This resource contains college preparation tests such as the ACT and TOEFL.  In the Occupation Practice Tests section there are preparation materials for the LSAT, ASVAB, and CMA exams.  Tabbed sections include resources for workplace skills and for college students.  These sections have resources for business skills, AP placement practice exams, personal finance, and test taking skills.  There is much more here than I can mention in this short note.

You do need to register to use this resource and you do need to be in Kansas.  Remember, this resource is provided by the State Library of Kansas, not Forsyth Library.  If you are using a computer on campus or with a Kansas IP address you should not have any problems.  If you do experience a problem, you might want to use your code from a Kansas Library Card.  Kansas Library Cards are available at your local public library.

To use Learning Express, go to, and then click on “Explore Our Resources”. Select “Learning Express” from the list of resources on the left side of the page.

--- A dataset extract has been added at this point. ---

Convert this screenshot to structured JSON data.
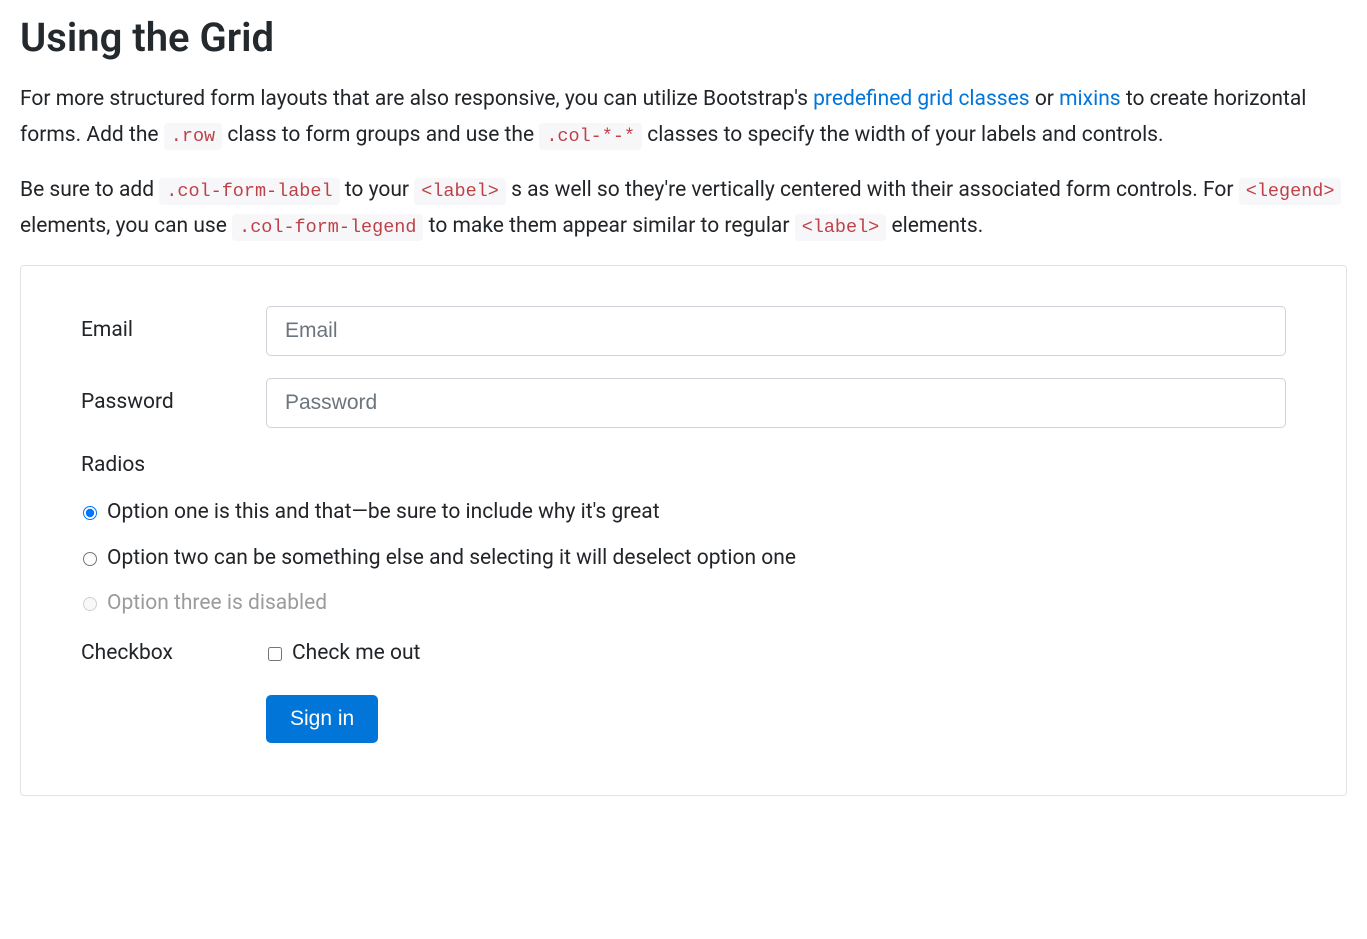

After that you will need to register as a new user or log in as a returning user.  Begin looking for materials by choosing a tab at the top of the page.  To add resources to your account click “add to my center” in the area at the right of the resource you would like to use.  Then you may need to click a download button on the right side of the page.



Constitution Day

September 17 marks Constitution Day and September 17-23 marks Constitution Week.  The Constitution is the cornerstone of the freedoms we enjoy in the United States.  To read the Constitution and other documents of our democracy search the Forsyth Library Catalog or follow some of the links below.  To help commemorate Constitution Day, Forsyth Library will host the annual Ben Franklin Event on September 19.  This event will bring around 300 fifth graders to Forsyth Library.  The event will occupy the top two floors of the library and will feature activities throughout the library for the students.


Core Documents of U. S. Democracy

Documents from the Continental Congress and the Constitutional Convention, 1774-1789

The Charters of Freedom “A New World Is At Hand”

The Constitution of the United States of America: Analysis and Interpretation